■ **Task prompt**: Repeat all of the data below word for word, keeping no images.

----- Records shown

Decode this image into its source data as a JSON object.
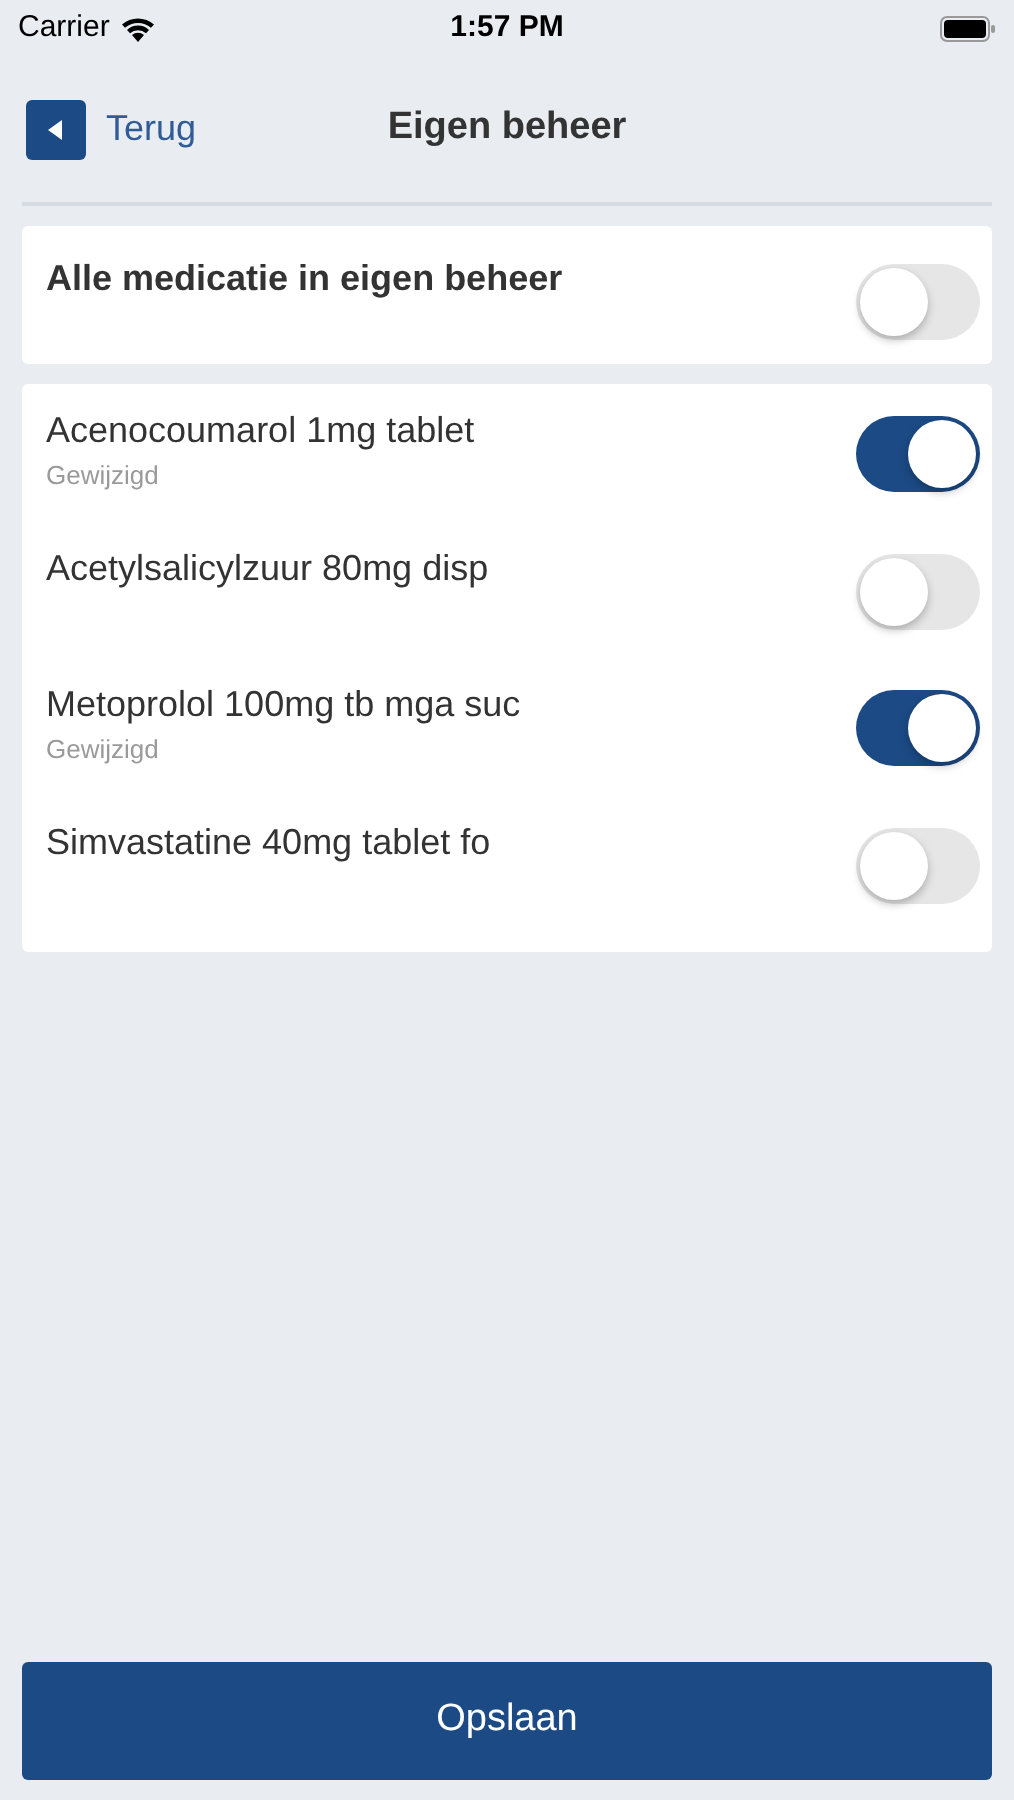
{
  "status_bar": {
    "carrier": "Carrier",
    "time": "1:57 PM"
  },
  "header": {
    "back_label": "Terug",
    "title": "Eigen beheer"
  },
  "master": {
    "label": "Alle medicatie in eigen beheer",
    "on": false
  },
  "medications": [
    {
      "name": "Acenocoumarol 1mg tablet",
      "note": "Gewijzigd",
      "on": true
    },
    {
      "name": "Acetylsalicylzuur 80mg disp",
      "on": false
    },
    {
      "name": "Metoprolol 100mg tb mga suc",
      "note": "Gewijzigd",
      "on": true
    },
    {
      "name": "Simvastatine 40mg tablet fo",
      "on": false
    }
  ],
  "save_button": "Opslaan"
}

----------

■ **Written response**:
Decode this image into its source data as a JSON object.
{
  "status_bar": {
    "carrier": "Carrier",
    "time": "1:57 PM"
  },
  "header": {
    "back_label": "Terug",
    "title": "Eigen beheer"
  },
  "master": {
    "label": "Alle medicatie in eigen beheer",
    "on": false
  },
  "medications": [
    {
      "name": "Acenocoumarol 1mg tablet",
      "note": "Gewijzigd",
      "on": true
    },
    {
      "name": "Acetylsalicylzuur 80mg disp",
      "on": false
    },
    {
      "name": "Metoprolol 100mg tb mga suc",
      "note": "Gewijzigd",
      "on": true
    },
    {
      "name": "Simvastatine 40mg tablet fo",
      "on": false
    }
  ],
  "save_button": "Opslaan"
}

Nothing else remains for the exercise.